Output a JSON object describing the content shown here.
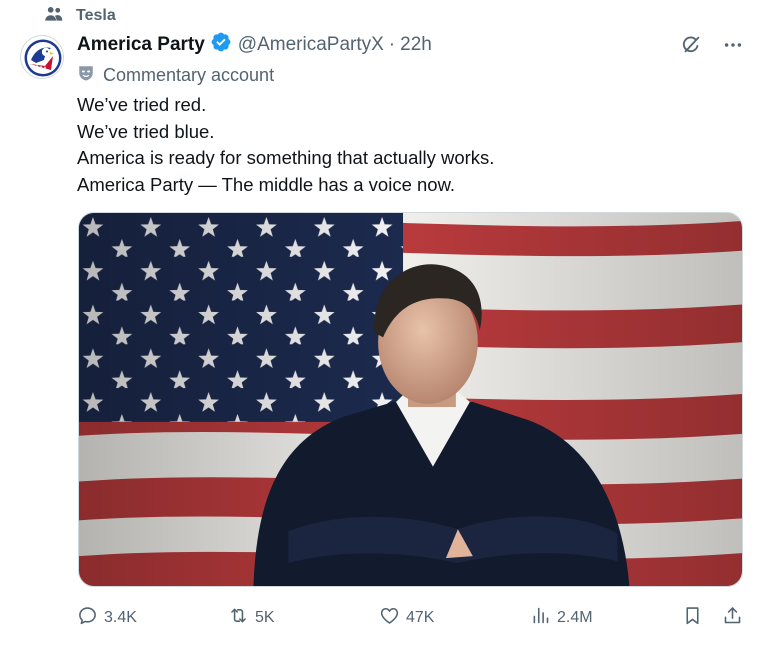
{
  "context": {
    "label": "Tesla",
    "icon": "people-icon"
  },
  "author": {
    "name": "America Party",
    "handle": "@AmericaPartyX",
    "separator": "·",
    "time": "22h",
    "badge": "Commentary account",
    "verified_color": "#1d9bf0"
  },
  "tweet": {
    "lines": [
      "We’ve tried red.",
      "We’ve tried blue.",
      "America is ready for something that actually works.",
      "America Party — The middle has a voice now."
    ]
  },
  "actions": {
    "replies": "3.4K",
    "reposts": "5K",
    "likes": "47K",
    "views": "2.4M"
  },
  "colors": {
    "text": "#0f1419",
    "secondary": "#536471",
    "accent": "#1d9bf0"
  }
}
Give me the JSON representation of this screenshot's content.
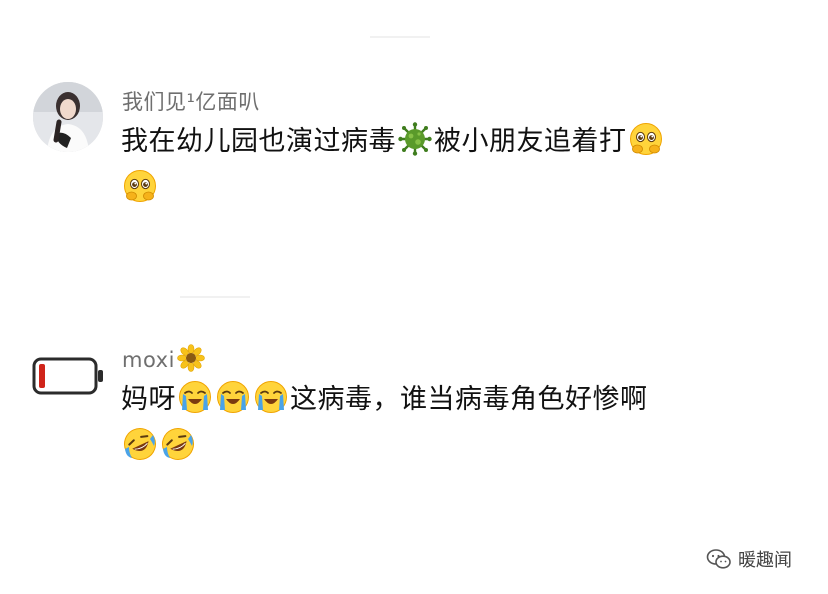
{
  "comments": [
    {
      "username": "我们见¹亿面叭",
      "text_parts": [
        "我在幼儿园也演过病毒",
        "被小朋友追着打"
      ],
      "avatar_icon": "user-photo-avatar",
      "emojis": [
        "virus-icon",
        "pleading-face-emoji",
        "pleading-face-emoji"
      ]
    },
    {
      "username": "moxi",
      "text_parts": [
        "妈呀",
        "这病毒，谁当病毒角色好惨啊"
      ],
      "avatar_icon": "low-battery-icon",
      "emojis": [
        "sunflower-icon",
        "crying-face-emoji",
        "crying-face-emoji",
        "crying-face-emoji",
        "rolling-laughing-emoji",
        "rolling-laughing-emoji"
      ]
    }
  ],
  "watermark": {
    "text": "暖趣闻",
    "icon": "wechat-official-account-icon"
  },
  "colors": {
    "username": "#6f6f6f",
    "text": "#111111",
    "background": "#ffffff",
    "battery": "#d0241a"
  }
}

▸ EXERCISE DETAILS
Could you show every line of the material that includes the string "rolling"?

▸ REPLY
        "rolling-laughing-emoji",
        "rolling-laughing-emoji"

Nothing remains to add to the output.